In these times of economic guesswork, and to proffer a monetary metaphor, here is my two bobs’ worth. I think the Greek debacle is a sideshow, a distraction, the magician’s hand waving in the air, diverting the audience’s attention while the real action takes place in the other hand. Greece is a fall guy for the imminent dissolution of the European Union, a folly to rival anything at Louis XIV’s Versailles. The Greeks will be called the first falling domino that brought the others down, when the structural deficit of the UK economy (which we are lyingly told is growing into recovery) is worse than that of Greece.
I believe that the Chinese and American economies will collapse, with all the concomitant financial storms that will produce. The reason will be Communism, which did not simply pack up its bags and leave when the Berlin Wall was dismantled, but mutated and adapted, a malevolent sea-change, Gramsci’s mepamorphosis. The Chinese government is explicitly Communist. Obama is a Communist in all but name, although with a healthy dash of Saul Alinsky and Jeremiah Wright thrown in and a racial agenda which would bring America to its knees even if its economy was in the rudest of health, which it is not.

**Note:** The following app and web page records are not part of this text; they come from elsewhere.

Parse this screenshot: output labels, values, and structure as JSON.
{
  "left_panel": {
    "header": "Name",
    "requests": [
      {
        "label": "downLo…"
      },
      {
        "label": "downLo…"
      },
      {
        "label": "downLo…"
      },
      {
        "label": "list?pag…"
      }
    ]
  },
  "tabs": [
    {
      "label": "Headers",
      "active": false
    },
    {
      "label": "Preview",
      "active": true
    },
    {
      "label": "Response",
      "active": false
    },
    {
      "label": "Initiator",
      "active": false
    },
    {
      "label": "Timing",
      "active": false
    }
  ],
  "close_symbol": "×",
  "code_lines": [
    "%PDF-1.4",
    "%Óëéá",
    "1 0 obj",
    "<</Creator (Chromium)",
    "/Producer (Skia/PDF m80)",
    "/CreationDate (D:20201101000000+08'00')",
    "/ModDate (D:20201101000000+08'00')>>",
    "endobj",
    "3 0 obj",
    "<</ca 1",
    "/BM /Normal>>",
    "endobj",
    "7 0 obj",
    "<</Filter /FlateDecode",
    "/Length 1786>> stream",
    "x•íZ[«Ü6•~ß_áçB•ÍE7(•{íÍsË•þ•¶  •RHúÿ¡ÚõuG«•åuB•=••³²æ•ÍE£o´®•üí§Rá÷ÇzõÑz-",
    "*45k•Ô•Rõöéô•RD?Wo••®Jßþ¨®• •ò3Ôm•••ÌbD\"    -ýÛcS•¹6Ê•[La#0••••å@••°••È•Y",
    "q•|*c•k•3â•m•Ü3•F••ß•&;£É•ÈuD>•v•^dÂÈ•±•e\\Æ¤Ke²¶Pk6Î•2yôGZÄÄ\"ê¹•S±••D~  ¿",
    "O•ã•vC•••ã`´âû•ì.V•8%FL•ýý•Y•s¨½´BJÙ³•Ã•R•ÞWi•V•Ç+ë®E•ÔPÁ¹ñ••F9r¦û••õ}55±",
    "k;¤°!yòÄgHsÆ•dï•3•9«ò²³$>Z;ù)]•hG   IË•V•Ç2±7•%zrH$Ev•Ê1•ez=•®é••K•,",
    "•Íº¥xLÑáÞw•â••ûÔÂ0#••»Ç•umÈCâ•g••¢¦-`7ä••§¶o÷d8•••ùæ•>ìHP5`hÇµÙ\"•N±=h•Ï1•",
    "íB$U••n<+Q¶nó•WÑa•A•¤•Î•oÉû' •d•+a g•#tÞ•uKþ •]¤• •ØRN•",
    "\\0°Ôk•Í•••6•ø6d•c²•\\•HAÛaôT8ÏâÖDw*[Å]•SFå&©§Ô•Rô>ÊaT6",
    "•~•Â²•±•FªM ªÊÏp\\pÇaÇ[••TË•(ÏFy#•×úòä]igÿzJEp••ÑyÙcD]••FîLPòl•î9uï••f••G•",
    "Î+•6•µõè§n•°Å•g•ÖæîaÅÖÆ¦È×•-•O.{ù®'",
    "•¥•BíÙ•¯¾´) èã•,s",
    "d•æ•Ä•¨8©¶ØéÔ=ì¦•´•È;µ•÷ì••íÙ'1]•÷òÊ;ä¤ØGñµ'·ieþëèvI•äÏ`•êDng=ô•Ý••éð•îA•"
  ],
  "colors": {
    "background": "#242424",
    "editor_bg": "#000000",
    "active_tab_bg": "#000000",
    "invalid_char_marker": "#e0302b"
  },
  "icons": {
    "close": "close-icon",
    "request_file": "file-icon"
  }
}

To return to our clucking, braying journalists. These pointy-headed stringers have had a lot of laughs with the idea of Greek tragedy, but the long financial suicide of a lazy Mediterranean holiday resort with a side-order of olives thrown in is not the central drama; it’s an off-Broadway flop whose demise we will be informed by the MSM will start a chain reaction contagious to the global economy so beloved of the Socialist new world government-in-waiting. But this is to make of Greece a scapegoat, the pharmakos of the ancient Greek city-state. Derrida writes about the pharmakos in Plato’s Pharmacy; simultaneously medicine and poison dependent on the quantity administered.
What will economics become? If you are a progressivist, it must constantly be moving forward, with everything else, into a glorious, Socialist, statist future. If you are a genuine conservative – and I am – then you may feel it is time for economics to go back, back to the Ancient Greek housewife tending to the things of the household, appeasing the simple gods of home and hearth.